So last Monday I drove down to Andy’s and bought two three pound tubs.

The clerk quietly stopped me: did I know…?

The Premiums look so pretty. And Andy only grows what tastes good.

But the slabs are the ones that were so perfectly ripe at picking that they went smush, so they won’t win any beauty pageants, but the flavor!

I thanked her, because I’d known that but had forgotten it, put one of the tubs back and got a second slabs one.

My thought was, it’s cheaper to get the large containers than lots of individual small ones and I’d rather spend the money on the apricots; people can ziplock for themselves however much they want to take home. Or whatever. But six pounds should do it, if for no other reason than that there’s only so much luggage space and I had to pack sweaters and wool skirts.

And so, after our flight two days later, the first tub was opened at Mom’s.

Saturday, the second tub was opened at Mom’s. And that’s after only one person took me up on the sandwich baggie thing.

We slowed down. Mom, six siblings, spouses, and a few of the grandkids, we were trying not to eat them all. But they were good.

One of my brothers said something wistful and I asked him, given our family’s round-robin tradition, “Is this my year to give to you for Christmas?”

He considered a fast half second, his face totally lit up, and he exclaimed, “Yes!”

Saturday, Mom looked at where that second tub had gotten down to and was a mixture of pleased we’d enjoyed them so much and, “Hey, leave *me* some!”

So guess where I went today. Beat the Christmas rush and all that, because I have no idea at what point Andy sells out for the year. Let us help him speed up that date.

I bought some fresh fruit and veggies, too, and as we loaded up the back of the car together in the 90 degree heat (normal is 71) I asked the clerk, If I run an errand for an hour or so would these all be okay in here?

Sure, no problem.

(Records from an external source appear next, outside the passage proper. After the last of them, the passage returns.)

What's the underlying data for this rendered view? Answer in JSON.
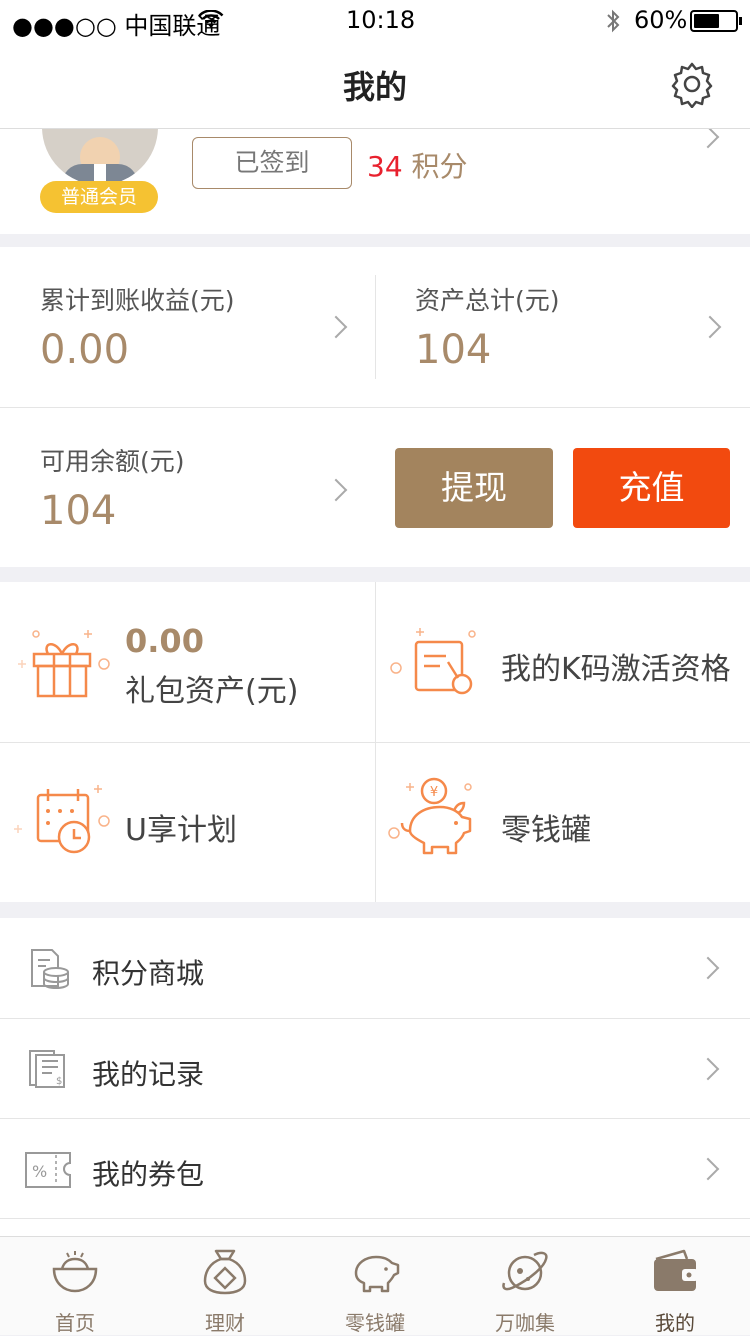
{
  "status": {
    "carrier": "●●●○○ 中国联通",
    "time": "10:18",
    "battery": "60%"
  },
  "nav": {
    "title": "我的"
  },
  "profile": {
    "level": "普通会员",
    "sign_btn": "已签到",
    "points_num": "34",
    "points_unit": "积分"
  },
  "stats": {
    "earn_label": "累计到账收益(元)",
    "earn_value": "0.00",
    "asset_label": "资产总计(元)",
    "asset_value": "104",
    "balance_label": "可用余额(元)",
    "balance_value": "104",
    "withdraw": "提现",
    "recharge": "充值"
  },
  "grid": {
    "gift_value": "0.00",
    "gift_label": "礼包资产(元)",
    "kcode": "我的K码激活资格",
    "uplan": "U享计划",
    "piggy": "零钱罐"
  },
  "list": [
    {
      "label": "积分商城",
      "icon": "coins-icon"
    },
    {
      "label": "我的记录",
      "icon": "record-icon"
    },
    {
      "label": "我的券包",
      "icon": "coupon-icon"
    }
  ],
  "tabs": [
    {
      "label": "首页",
      "icon": "ingot-icon"
    },
    {
      "label": "理财",
      "icon": "moneybag-icon"
    },
    {
      "label": "零钱罐",
      "icon": "piggy-icon"
    },
    {
      "label": "万咖集",
      "icon": "planet-icon"
    },
    {
      "label": "我的",
      "icon": "wallet-icon"
    }
  ],
  "colors": {
    "accent": "#a88a6a",
    "recharge": "#f24a0f",
    "withdraw": "#a3845e",
    "icon_orange": "#f5894a",
    "badge": "#f5c232"
  }
}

I drove off telling myself that, well, but realistically it’ll be longer than an hour, and then the half hour home after that.

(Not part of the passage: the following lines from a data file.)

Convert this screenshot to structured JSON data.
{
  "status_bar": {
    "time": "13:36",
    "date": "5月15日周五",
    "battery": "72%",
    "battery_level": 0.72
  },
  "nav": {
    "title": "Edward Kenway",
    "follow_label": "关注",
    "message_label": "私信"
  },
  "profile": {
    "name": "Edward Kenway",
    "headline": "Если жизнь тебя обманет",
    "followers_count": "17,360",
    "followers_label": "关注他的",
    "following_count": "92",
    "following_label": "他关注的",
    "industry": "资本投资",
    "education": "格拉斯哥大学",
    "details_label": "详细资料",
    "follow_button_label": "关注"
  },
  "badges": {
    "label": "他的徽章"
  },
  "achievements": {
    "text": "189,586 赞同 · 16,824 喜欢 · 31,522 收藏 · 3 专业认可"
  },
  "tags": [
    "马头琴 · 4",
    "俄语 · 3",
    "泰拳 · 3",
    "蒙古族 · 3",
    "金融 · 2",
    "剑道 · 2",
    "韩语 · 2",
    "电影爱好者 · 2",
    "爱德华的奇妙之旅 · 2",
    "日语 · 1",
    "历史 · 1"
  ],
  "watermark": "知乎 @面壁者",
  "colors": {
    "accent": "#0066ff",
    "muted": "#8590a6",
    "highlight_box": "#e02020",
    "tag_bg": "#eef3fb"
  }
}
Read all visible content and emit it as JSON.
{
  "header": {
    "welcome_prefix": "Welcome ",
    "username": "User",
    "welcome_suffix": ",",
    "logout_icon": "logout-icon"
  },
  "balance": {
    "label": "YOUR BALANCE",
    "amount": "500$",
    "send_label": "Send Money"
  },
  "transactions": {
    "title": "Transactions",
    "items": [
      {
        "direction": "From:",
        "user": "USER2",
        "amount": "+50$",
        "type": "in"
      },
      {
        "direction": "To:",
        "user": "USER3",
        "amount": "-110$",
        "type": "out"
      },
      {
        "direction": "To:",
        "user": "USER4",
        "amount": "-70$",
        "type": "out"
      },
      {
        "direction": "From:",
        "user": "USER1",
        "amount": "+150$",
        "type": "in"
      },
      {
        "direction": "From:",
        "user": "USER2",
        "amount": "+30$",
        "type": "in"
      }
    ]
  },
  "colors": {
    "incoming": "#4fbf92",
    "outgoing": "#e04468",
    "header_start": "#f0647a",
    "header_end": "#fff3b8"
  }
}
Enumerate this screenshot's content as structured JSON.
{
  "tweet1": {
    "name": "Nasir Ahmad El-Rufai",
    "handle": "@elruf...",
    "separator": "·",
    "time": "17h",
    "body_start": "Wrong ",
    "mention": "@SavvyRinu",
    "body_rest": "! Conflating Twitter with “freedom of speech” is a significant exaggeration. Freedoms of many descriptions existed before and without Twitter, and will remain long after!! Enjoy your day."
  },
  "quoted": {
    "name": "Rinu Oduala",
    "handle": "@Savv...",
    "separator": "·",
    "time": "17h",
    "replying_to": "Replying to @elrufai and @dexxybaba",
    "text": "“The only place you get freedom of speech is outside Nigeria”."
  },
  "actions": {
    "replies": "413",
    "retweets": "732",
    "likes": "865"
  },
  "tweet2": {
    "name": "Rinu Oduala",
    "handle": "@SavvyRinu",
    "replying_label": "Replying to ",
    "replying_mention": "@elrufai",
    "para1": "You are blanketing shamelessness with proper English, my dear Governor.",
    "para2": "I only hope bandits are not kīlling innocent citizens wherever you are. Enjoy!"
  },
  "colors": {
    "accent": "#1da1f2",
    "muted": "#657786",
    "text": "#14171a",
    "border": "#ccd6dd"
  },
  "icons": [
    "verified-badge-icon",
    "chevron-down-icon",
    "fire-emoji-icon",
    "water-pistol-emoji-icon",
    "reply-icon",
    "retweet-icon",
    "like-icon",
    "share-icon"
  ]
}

I’d never tried to find Fillory from that direction before. Near the freeway but not either of those two freeways. I had my yarn and needles in my purse all ready for my Friday afternoon knitting group and wanted to go. Let’s see, this one connects to that freeway with the exit to the… Yeah, no problem.

Now, on my way to Andy’s I’d realized that I ought to check my phone when I got there to be sure.

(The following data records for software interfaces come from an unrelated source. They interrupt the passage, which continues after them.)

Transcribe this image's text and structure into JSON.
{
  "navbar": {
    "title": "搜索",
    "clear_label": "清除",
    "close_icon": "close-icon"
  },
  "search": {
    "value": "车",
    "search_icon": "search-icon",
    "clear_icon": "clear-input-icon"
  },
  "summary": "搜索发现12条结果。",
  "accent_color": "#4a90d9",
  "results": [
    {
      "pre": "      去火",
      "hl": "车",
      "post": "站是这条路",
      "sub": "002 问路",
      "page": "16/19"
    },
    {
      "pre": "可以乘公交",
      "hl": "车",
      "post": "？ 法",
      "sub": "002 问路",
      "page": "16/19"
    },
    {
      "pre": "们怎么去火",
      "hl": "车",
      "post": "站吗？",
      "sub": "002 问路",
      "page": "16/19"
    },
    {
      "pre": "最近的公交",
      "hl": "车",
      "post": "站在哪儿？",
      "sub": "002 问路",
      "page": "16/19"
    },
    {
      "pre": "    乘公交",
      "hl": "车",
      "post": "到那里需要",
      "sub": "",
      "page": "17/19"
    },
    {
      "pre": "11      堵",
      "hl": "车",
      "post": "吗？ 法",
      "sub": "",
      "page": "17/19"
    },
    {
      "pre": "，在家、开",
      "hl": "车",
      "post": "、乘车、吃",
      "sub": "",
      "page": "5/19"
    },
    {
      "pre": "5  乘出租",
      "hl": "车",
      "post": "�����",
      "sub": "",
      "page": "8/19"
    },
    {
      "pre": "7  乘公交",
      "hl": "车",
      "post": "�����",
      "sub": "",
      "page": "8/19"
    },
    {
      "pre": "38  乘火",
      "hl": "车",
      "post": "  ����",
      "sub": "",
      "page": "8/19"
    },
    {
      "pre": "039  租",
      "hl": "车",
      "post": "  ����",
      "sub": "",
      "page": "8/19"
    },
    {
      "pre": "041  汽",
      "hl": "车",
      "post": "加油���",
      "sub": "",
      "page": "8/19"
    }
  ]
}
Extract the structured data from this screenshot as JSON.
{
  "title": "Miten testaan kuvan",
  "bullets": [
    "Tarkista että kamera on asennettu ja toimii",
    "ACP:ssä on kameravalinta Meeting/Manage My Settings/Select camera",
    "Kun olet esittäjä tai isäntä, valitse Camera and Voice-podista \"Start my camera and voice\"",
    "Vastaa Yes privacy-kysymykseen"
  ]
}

I realized on my way to Fillory that I should have checked my phone back at Andy’s to be sure.

I realized that where I found myself awhile later looked familiar not because I was going the right way but because it was where I got lost a couple years ago trying to find the place when… Some maps programs are better than a particular one. And you cannot just pull off to the side of the freeway to read what you cannot hear: GPSs are lost on me.

The forty minutes I’d spent in extra traffic getting around an accident on my way south and the half hour I’d blown looking for my turn along my way north added up to its being rush hour now.

I found my way back to the freeway–that I could do–and went straight home. Sorry guys. Next week.

Which is how I ended up pulling in my driveway just before Sandy’s son pulled away with his wife for their long twelve-hour drive home. I hope they stop somewhere in between for the night. They’ve been working hard on making that house more elder-friendly.

I waylaid them with just-picked figs from Andy’s, to their great delight, and they caught me up on his mom. It’s a lot easier to talk about in person than across texts when it’s a hard subject but both of you love the person you’re talking about. You can see the emotions in each others’ faces. You can be a better comfort to each other. We were able to be there for each other. I’d needed to be there.

I’d thought they were leaving town tomorrow. I’d come so close to missing them.

I almost, almost, offered to run back in the house and grab them a tub of those apricot slabs in Dad’s memory. If I find out they like such things, maybe when they come back in a few weeks.

When they can share a tub with his mom before they leave again.